Eye-tracking and heat map testing can be expensive, but it’s worthwhile for some products. With these tests, you can measure where your users are looking and where they’re clicking on your app– to understand if you are providing the right information in the right place. 

In-person vs remote

You can conduct all of these tests in-person, remote, or automatically. Remember to take these different environments into account when analyzing data, because different atmospheres can affect users’ opinions and how they interact with technology. 

user testing scaled 1

When & how often should a team test?

Like most answers to design-related questions, “It depends.” 

Minimum viable products (MVPs) need different testing compared to a legacy app. A single-page web app needs different testing versus a large e-commerce store. So, unfortunately, there is no one size fits all solution. 

A robust discovery session is a good practice. This process helps strategists understand the problem space and craft a program to tackle the issue. It also helps designers determine how to test and when. 

However, we can provide some general guidelines which are:

Test often

A strong design process starts with discovery and definition, before diving into ideation. Then, repetition is essential. 

Ideate – Prototype – Test as needed

Ideate – Prototype – Test as needed  

Every time you iterate, you need to ask yourself, “should we test this?” While a single color swap won’t require standalone testing, a new feature will. 

You also have a budget to consider. Testing every small thing will cost you time and money, so have discussions, ask questions, and keep testing on your team’s mind. 

Lightweight iterations = quantitative tests 

There are always exceptions to this rule, but it’s generally true. 

A “lightweight iteration” is difficult to define, but it’s likely something that can be A/B tested and decided upon with analytics. 

Heavyweight iterations = qualitative tests 

Also exceptions here, but when you do more intensive iterations, like developing new features or launching to a new audience, you need to sit down and talk to users. Understanding not just what they like, but why they like it can be incredibly insightful. 

Internal vs external testing 

If you’re in the very beginning stages of product development (think wireframes), we recommend testing with internal stakeholders. 

Don’t go outside of your organization until you have high-fidelity prototypes. After all, every product needs stakeholders to sign off before digging into the design. 

user testing emoney visual dept scaled

Real product testing: eMoney 

Rooted in comprehensive financial planning, eMoney’s products strengthen client relationships, streamline business operations, and drive overall growth. 

eMoney’s goal was to extend its product to a new audience: millennials. 

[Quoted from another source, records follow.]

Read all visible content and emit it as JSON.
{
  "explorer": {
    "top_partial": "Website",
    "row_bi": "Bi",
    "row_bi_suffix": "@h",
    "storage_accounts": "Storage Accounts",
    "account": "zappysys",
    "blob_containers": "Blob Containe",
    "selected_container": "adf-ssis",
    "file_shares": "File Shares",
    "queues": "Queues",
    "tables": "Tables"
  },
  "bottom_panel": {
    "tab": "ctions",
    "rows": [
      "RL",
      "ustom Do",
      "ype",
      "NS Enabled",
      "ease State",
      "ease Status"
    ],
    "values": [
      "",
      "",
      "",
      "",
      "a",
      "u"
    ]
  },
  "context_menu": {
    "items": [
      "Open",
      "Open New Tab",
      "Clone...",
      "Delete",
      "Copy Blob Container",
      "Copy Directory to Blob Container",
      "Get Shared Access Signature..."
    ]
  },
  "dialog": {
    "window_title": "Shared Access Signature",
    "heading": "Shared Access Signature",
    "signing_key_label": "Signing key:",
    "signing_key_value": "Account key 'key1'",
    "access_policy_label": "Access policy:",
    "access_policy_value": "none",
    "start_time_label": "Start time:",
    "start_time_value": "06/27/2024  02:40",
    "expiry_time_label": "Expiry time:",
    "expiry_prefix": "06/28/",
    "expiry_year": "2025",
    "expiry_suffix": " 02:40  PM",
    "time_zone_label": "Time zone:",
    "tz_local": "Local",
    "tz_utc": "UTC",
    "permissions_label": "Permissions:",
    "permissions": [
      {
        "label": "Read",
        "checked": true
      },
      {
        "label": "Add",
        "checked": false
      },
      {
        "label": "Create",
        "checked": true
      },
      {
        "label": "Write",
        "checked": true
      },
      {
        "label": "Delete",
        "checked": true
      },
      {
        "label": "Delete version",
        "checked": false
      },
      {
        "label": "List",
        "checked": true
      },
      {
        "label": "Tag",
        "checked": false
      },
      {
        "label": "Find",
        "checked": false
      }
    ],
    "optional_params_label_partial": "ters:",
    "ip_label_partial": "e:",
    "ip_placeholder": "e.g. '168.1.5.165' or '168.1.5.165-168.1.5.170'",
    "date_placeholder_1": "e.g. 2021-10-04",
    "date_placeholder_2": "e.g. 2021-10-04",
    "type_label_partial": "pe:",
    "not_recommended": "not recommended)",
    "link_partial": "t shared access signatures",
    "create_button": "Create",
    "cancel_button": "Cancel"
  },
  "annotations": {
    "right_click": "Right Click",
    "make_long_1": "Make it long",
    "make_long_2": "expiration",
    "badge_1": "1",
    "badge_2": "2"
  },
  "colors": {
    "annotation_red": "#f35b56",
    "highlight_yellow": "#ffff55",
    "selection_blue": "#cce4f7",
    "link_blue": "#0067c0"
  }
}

Together with eMoney, we came up with five concepts that could potentially reach their target of millennial users. We then kicked off a series of design sprints, where we built out prototypes for eMoney concepts and tested them with real users. It became clear that users gravitated towards one of the concepts more than others, which was a mobile app that could provide financial wellness advice and complement the existing eMoney software-as-a-service platform. 

This was the beginning of what became eMoney Incentive.

We learned through testing and development that Incentive appealed to a wider audience beyond millennials.

Because of this rigorous testing, eMoney’s pilot program created a strong pipeline of interested users, including current users, retirement plan advisors, and employers.  

If your product needs a user testing strategy put in place, reach out to the designers and product innovators at DEPT®. 

Sign up for the DEPT® product newsletter

Insights

Stay in touch!

Personalize your experience

We use functional cookies to make the website work properly, analytical cookies to measure your behavior and marketing cookies for ads- and content personalization. We collect data on how you use our website to make our website easier to use, but also to tailor or personalize communication in advertisements, on our website or apps. Data collected through marketing cookies is also shared with third parties. By clicking accept you agree to this. More information? Read our cookie policy.